Fall-blooming anemones(Read article summary)
The spellbinding beauty of Japanese anemones, or windflowers, in fall may blow you away!
Courtesy of Betty Earl
I confess! In most instances, good cultural advice is the primary goal of these blog posts. But sometimes, just sometimes, an opportunity presents itself that I just cannot ignore. So I go against my own advice.
Yesterday, as late as it is in the growing and planting season here in northern Illinois, I came across a few plants in gallon containers at a house sale, each marked at a measly $1 a pot.
Yes, a buck apiece!
Fall-blooming windflowers, Anemone ‘Whirlwind’ -- 10 pots for a mere 10 bucks. How could I walk away? Even though this is definitely the wrong time of the year to plant these fall bloomers (anemones are best divided or transplanted in the spring), this was a chance I had to take.
Because these prolific bloomers are perfect for illuminating a garden’s shaded nooks and crannies. ‘Whirlwind’, a compact plant with large, white flowers that start blooming in late August and continue the show into October, is nothing short of a true eye-catching conversation plant in the autumn garden.
And the plants that I found on sale, though dormant in their pots, upon closer inspection showed healthy looking roots.
Definitely worth the $10 risk, I thought.
A serious garden treasure
These particular windflowers, also known as Japanese anemones, are prolific bloomers. Standing about 3 feet tall, they are the perfect backdrops for shorter asters, mums, and other garden plants.
The two-to-three-inch wide blossoms – ruffled, semi-double white petals surrounding frilly yellow centers – that rise atop willowy stems are poppylike in appearance. Silky, cup-shaped petals blooming atop long, graceful stems that sway above clumps of dark green, maplelike foliage, always lend a breath of fresh air to tired fall gardens. (You may also find Japanese anemones [PDF] with pink or violet flowers.)
Though the long stems looks delicate, they are quite strong and don’t need to be staked. During the spring and summer months, the foliage is an attractive green addition to the garden, but come fall, the plant’s glossy green leaves turn a reddish hue bringing a refined and elegant touch of beauty to an autumn landscape.
Hardy to Zone 5, Japanese anemones flourish in light to partial shade, but are known to tolerate full sun as long as there is sufficient moisture. However, in hot, dry summer conditions, foliage does tend to burn a bit, which, while it doesn’t hurt the plants, makes your bed look a bit on the sloppy side.
While they can be grown in most soils, they appreciate soil that is humus-rich and moist, but well-drained.

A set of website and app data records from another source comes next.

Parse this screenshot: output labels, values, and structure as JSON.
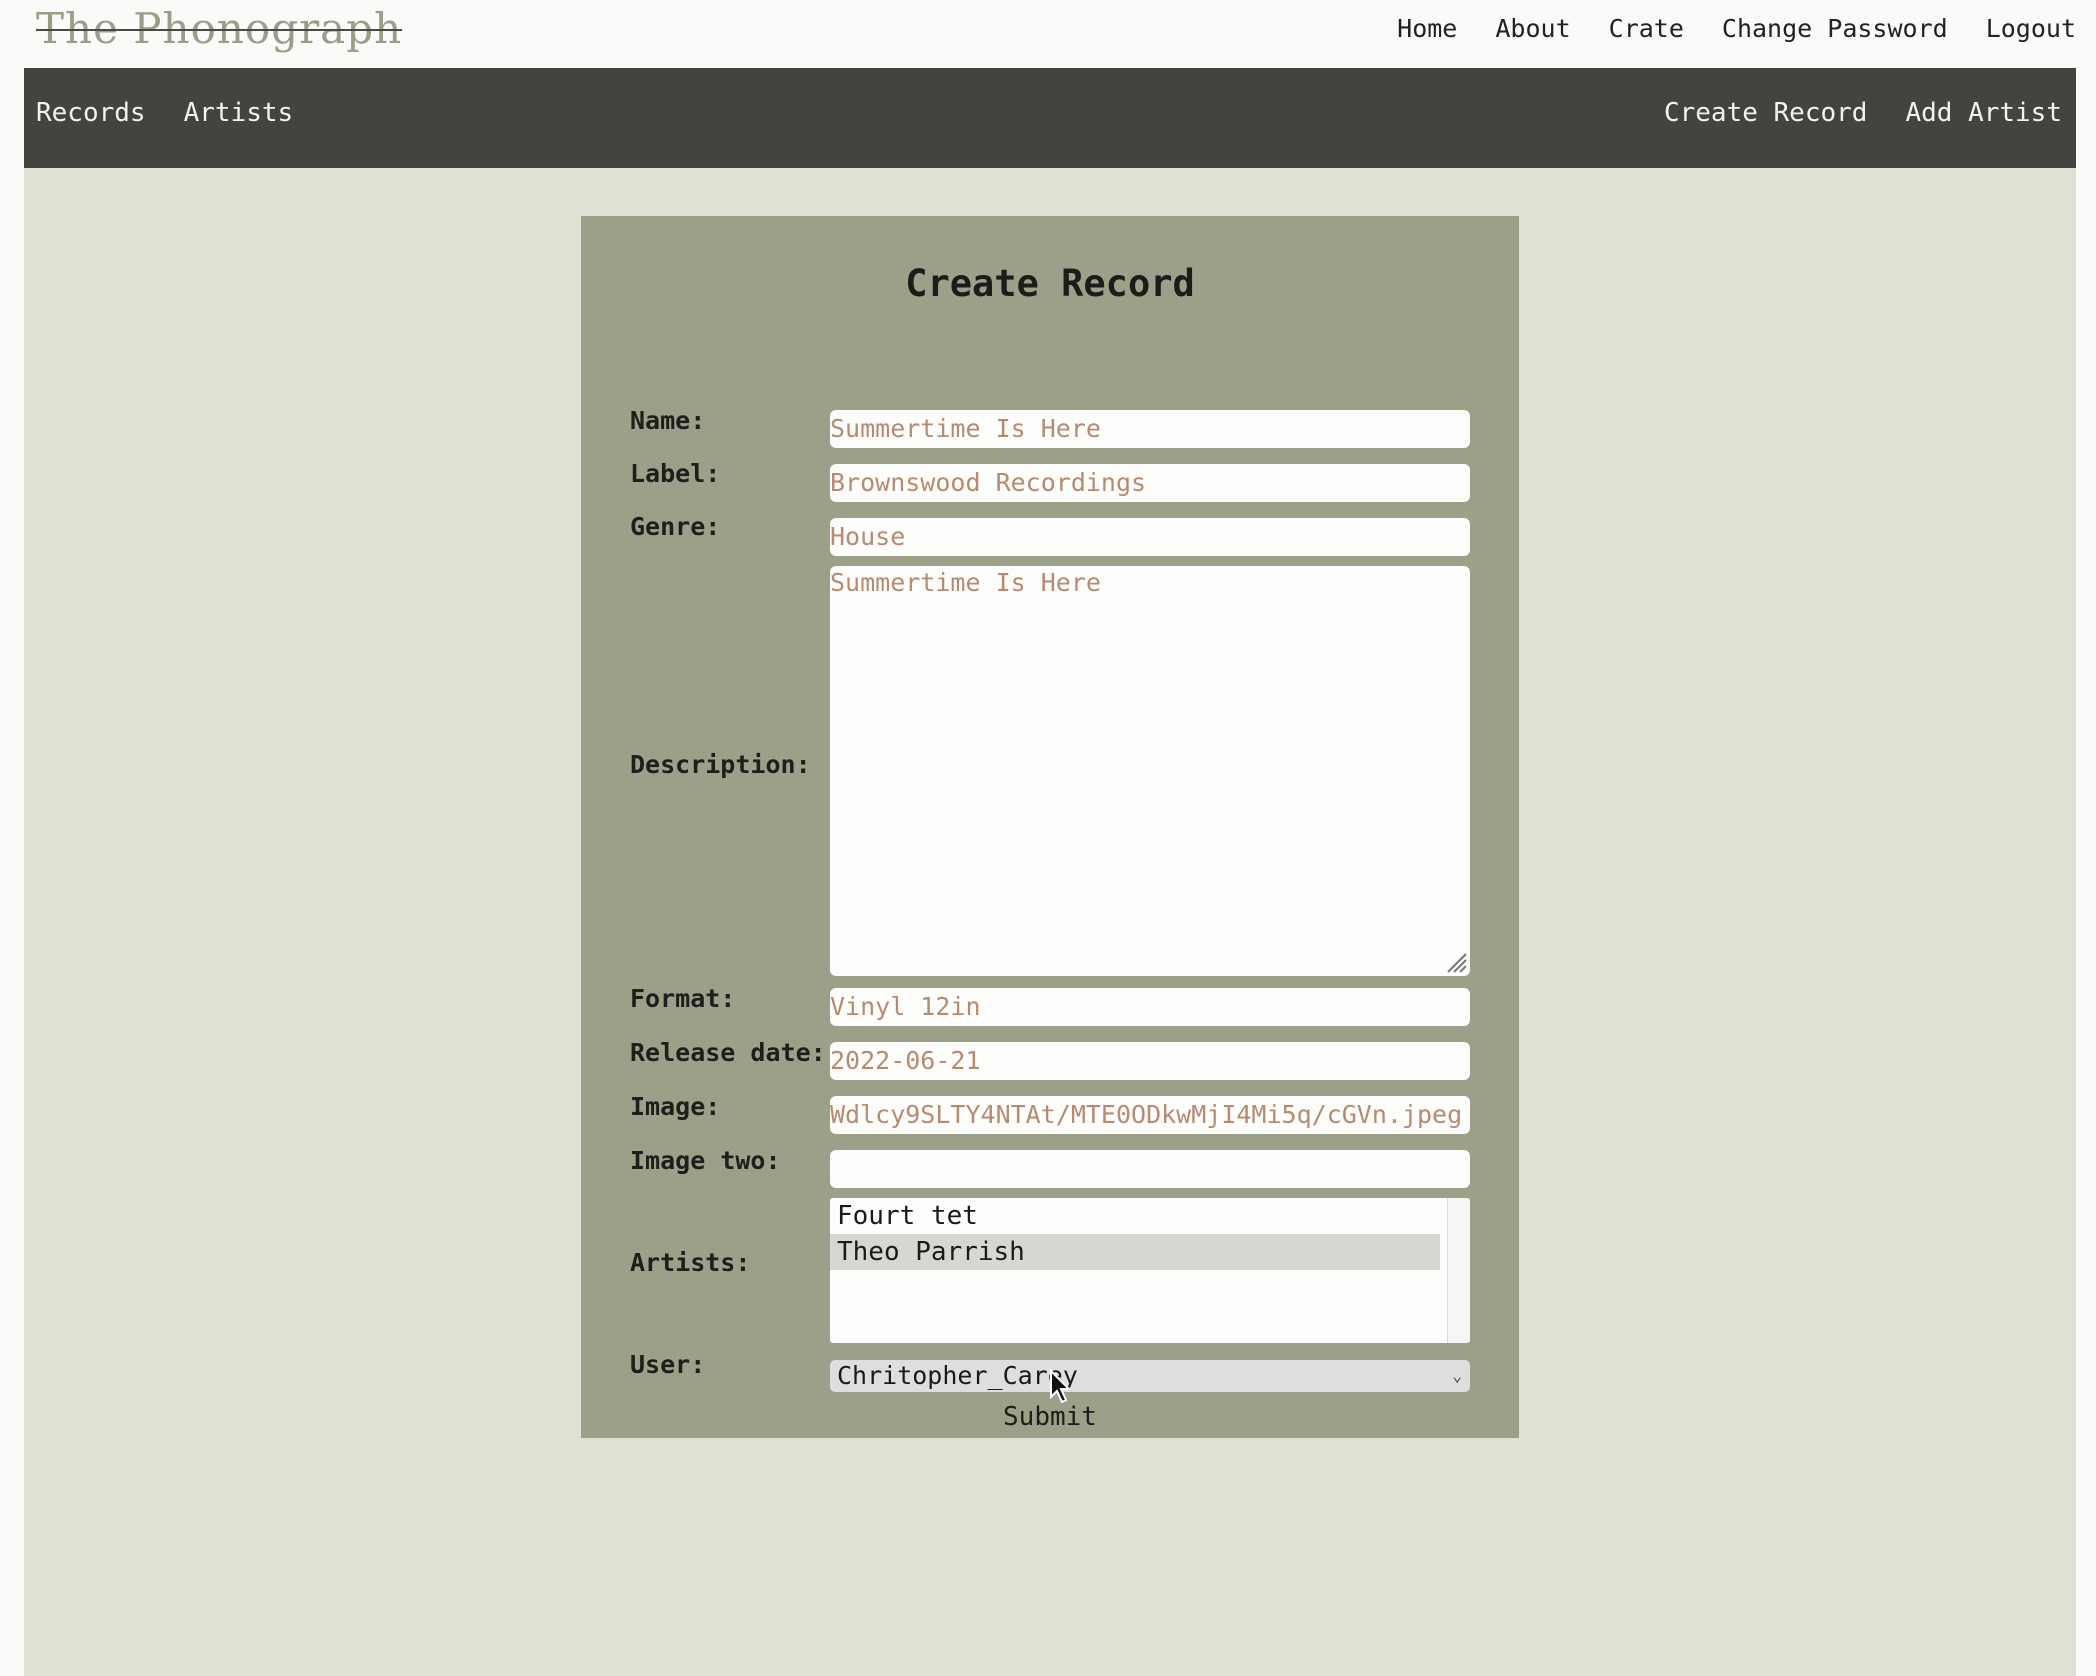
{
  "header": {
    "logo": "The Phonograph",
    "links": [
      "Home",
      "About",
      "Crate",
      "Change Password",
      "Logout"
    ]
  },
  "navbar": {
    "left": [
      "Records",
      "Artists"
    ],
    "right": [
      "Create Record",
      "Add Artist"
    ]
  },
  "form": {
    "title": "Create Record",
    "labels": {
      "name": "Name:",
      "label": "Label:",
      "genre": "Genre:",
      "description": "Description:",
      "format": "Format:",
      "release_date": "Release date:",
      "image": "Image:",
      "image_two": "Image two:",
      "artists": "Artists:",
      "user": "User:"
    },
    "values": {
      "name": "Summertime Is Here",
      "label": "Brownswood Recordings",
      "genre": "House",
      "description": "Summertime Is Here",
      "format": "Vinyl 12in",
      "release_date": "2022-06-21",
      "image": "Wdlcy9SLTY4NTAt/MTE0ODkwMjI4Mi5q/cGVn.jpeg",
      "image_two": ""
    },
    "artists_options": [
      "Fourt tet",
      "Theo Parrish"
    ],
    "artists_selected": "Theo Parrish",
    "user_selected": "Chritopher_Carey",
    "submit_label": "Submit"
  },
  "colors": {
    "navbar_bg": "#44433f",
    "content_bg": "#e1e0d5",
    "form_bg": "#9da089",
    "input_text": "#b78a72",
    "logo_text": "#9a9e88"
  }
}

Planting anemones in soils that remain water-logged in winter is akin to a death sentence for these beauties.
I have found that in my Midwestern yard, I need to plant anemones in a protected spot, such as that afforded by a wall or dense clump of shrubs. Mulching, especially the first couple of years, is definitely beneficial.
Though it isn’t necessary to divide these plants very often, if you must divide or move plants in the garden, do so only in the spring. Fall anemones may be slow to establish, but once they have settled in, they have a tendency to spread somewhat. Deadheading won’t prolong bloom, but it will make plants look neater.
As for pests, the only problems I’ve encountered are Japanese beetles, which devour them with a relish. Although I am fortunate to note that I don’t have any deer problems, if you do, know that these gorgeous blossoms are deer resistant – another reason to love this plant.
So with a “heat spell” predicted for the end of the week, you’ll find me out in the garden, planting 10 pots of treasured perennials. Yes, it is uncertain whether they’ll survive our crazy winters. But sometimes, a gardener just has to have some faith!
Betty Earl, the Intrepid Gardener, is one of more than a dozen gardening experts blogging regularly at Diggin' It. Her latest book is 'Fairy Gardens: A Guide to Growing an Enchanted Miniature World.' She writes a regular column for Chicagoland Gardening Magazine and The Kankakee Journal and numerous articles for Small Gardens Magazine, American Nurseryman, Nature’s Garden, and Midwest Living Magazine, as well as other national magazines. She is a garden scout for Better Homes and Gardens and a regional representative for The Garden Conservancy. To read more by Betty here at Diggin' It, click here.